What you have to do:
Your answer must match the data word for word.

Dataset records:

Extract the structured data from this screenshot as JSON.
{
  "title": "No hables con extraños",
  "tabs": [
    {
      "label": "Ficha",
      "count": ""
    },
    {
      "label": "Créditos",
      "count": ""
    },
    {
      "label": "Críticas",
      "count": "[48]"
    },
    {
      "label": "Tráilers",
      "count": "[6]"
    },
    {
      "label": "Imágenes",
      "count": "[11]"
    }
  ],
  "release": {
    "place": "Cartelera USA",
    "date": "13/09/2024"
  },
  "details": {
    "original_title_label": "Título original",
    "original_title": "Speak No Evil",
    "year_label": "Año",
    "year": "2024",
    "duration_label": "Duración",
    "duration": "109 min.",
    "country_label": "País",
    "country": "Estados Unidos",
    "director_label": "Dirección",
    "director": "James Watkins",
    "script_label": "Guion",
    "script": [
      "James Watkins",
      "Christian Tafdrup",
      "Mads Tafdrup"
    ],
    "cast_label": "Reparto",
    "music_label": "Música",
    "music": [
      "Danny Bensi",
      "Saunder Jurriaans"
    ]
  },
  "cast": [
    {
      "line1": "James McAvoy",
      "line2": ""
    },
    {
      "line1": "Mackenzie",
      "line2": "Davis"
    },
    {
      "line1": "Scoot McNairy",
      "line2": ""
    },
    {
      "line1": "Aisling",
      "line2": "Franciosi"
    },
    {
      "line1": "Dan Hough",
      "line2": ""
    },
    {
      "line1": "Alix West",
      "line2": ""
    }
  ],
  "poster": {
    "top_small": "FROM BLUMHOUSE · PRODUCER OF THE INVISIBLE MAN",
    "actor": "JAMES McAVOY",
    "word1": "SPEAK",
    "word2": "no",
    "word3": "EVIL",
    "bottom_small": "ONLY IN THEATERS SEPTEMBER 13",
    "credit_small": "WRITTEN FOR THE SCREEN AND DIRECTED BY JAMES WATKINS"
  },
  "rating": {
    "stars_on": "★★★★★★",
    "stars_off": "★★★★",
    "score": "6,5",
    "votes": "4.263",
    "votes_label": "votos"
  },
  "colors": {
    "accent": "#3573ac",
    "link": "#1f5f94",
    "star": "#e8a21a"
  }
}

Response to this exercise:
Extract the structured data from this screenshot as JSON.
{
  "title": "No hables con extraños",
  "tabs": [
    {
      "label": "Ficha",
      "count": ""
    },
    {
      "label": "Créditos",
      "count": ""
    },
    {
      "label": "Críticas",
      "count": "[48]"
    },
    {
      "label": "Tráilers",
      "count": "[6]"
    },
    {
      "label": "Imágenes",
      "count": "[11]"
    }
  ],
  "release": {
    "place": "Cartelera USA",
    "date": "13/09/2024"
  },
  "details": {
    "original_title_label": "Título original",
    "original_title": "Speak No Evil",
    "year_label": "Año",
    "year": "2024",
    "duration_label": "Duración",
    "duration": "109 min.",
    "country_label": "País",
    "country": "Estados Unidos",
    "director_label": "Dirección",
    "director": "James Watkins",
    "script_label": "Guion",
    "script": [
      "James Watkins",
      "Christian Tafdrup",
      "Mads Tafdrup"
    ],
    "cast_label": "Reparto",
    "music_label": "Música",
    "music": [
      "Danny Bensi",
      "Saunder Jurriaans"
    ]
  },
  "cast": [
    {
      "line1": "James McAvoy",
      "line2": ""
    },
    {
      "line1": "Mackenzie",
      "line2": "Davis"
    },
    {
      "line1": "Scoot McNairy",
      "line2": ""
    },
    {
      "line1": "Aisling",
      "line2": "Franciosi"
    },
    {
      "line1": "Dan Hough",
      "line2": ""
    },
    {
      "line1": "Alix West",
      "line2": ""
    }
  ],
  "poster": {
    "top_small": "FROM BLUMHOUSE · PRODUCER OF THE INVISIBLE MAN",
    "actor": "JAMES McAVOY",
    "word1": "SPEAK",
    "word2": "no",
    "word3": "EVIL",
    "bottom_small": "ONLY IN THEATERS SEPTEMBER 13",
    "credit_small": "WRITTEN FOR THE SCREEN AND DIRECTED BY JAMES WATKINS"
  },
  "rating": {
    "stars_on": "★★★★★★",
    "stars_off": "★★★★",
    "score": "6,5",
    "votes": "4.263",
    "votes_label": "votos"
  },
  "colors": {
    "accent": "#3573ac",
    "link": "#1f5f94",
    "star": "#e8a21a"
  }
}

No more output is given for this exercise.